The lottery is a popular game that involves the chance to win a prize, typically money, based on a random selection of numbers. Some people use strategies to increase their chances of winning. These can include purchasing multiple tickets, choosing numbers with a theme (like birthdays), or pooling their money with others to buy more tickets. However, many people lose money in the lottery, and some even become addicted to the game, spending thousands of dollars a year on tickets.

Some states have regulated lotteries and limit the number of tickets sold each day. Others have a more informal approach to the lottery by offering prizes for various events. In the case of the latter, the prizes are typically small gifts.
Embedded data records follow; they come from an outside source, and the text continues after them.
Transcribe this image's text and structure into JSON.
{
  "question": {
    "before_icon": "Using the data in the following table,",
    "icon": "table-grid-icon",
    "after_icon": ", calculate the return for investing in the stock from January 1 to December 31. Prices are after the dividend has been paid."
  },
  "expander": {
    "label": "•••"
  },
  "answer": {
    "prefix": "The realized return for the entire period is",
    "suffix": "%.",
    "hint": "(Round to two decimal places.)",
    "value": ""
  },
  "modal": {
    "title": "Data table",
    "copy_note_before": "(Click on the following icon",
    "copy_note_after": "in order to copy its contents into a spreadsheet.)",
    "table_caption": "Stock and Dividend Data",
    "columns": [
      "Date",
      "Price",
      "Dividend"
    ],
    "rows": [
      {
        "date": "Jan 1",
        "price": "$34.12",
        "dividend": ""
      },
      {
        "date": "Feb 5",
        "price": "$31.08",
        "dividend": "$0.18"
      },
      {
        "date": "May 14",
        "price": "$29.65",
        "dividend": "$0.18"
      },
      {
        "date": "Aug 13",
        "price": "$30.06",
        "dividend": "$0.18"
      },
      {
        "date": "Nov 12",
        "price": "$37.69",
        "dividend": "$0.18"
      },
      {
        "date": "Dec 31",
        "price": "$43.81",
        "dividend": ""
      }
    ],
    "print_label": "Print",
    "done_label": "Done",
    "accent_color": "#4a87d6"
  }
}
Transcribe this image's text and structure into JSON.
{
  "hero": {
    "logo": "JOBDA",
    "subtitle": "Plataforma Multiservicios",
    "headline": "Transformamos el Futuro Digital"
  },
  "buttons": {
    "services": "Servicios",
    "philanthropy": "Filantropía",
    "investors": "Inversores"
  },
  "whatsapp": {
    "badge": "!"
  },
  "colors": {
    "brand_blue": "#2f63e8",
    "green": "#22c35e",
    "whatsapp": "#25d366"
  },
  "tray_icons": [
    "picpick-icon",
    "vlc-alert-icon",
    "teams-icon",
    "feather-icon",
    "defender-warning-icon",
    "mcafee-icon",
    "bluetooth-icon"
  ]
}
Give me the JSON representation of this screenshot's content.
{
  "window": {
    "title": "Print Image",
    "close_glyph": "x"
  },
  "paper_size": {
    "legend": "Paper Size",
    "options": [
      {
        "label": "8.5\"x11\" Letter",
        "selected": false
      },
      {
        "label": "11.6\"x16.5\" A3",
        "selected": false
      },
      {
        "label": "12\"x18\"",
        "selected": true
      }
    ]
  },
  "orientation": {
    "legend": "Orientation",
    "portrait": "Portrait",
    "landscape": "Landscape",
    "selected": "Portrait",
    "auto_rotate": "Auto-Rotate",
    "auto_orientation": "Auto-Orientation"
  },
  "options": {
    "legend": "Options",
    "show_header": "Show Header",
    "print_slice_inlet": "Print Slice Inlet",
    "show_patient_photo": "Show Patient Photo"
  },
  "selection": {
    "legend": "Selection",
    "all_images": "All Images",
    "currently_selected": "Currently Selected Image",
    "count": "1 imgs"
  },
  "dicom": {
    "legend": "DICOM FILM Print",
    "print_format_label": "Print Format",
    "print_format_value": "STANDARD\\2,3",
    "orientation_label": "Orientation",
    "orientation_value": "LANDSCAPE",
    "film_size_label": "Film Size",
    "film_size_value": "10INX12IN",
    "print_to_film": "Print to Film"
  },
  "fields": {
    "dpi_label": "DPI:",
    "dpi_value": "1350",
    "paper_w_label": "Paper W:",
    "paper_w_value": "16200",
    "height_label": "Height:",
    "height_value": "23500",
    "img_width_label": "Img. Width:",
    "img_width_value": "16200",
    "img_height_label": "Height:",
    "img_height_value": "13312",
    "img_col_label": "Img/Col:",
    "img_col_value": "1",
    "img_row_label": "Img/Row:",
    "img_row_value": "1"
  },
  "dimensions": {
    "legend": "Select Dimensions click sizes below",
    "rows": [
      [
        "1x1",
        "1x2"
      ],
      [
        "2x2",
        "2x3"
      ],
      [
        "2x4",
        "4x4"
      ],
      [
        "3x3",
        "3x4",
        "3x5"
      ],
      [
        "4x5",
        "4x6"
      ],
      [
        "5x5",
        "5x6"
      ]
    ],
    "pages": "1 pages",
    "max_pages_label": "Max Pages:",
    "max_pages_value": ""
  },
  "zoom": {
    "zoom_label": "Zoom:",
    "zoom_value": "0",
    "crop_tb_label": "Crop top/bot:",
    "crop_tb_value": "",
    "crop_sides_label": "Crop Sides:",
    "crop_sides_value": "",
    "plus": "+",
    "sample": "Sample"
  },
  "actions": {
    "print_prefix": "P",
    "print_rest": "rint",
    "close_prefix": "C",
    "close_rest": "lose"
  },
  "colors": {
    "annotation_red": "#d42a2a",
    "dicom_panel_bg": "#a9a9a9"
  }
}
For example, a person might be given a dinnerware set when attending a fancy party. Regardless of the method used to raise funds, lottery organizers seek to create an environment where the chance to win is high enough to make it worth an individual’s while to play the lottery.

A common method for calculating the odds of winning the lottery is to use a formula called expected value. This calculates the probability that an outcome will occur assuming all outcomes are equally likely. It’s a good idea to understand the concept of expected value before you start playing the lottery.

The first European lotteries took place during the Roman Empire. They were a form of entertainment at dinner parties and were often attended by the rich, who distributed prizes to their guests. Some of these prizes were items of unequal value, including fine dinnerware or valuable coins. Others were more substantial, such as fine clothing or land.

In the modern world, the lottery is a massive industry. There are dozens of games to choose from, and jackpots can reach millions of dollars. The odds of winning vary depending on the type of lottery and its rules. Some are played by individuals, while others are run by large corporations.

While some people try to improve their odds by buying more tickets, this is largely a waste of time. It is more important to find a strategy that works for you. For instance, some people look for numbers that are not close together and avoid numbers that are associated with dates. Others purchase Quick Picks, which are randomly generated numbers.

In order to keep ticket sales robust, lottery organizers must pay out a percentage of the total pool in prizes. This reduces the percentage that is available for state revenue and other purposes. However, it’s not clear whether consumers are aware of the implicit tax rate on the tickets they buy. This is a problem because it can lead to an unintended result, such as when a person loses and decides to buy more tickets to recover their losses.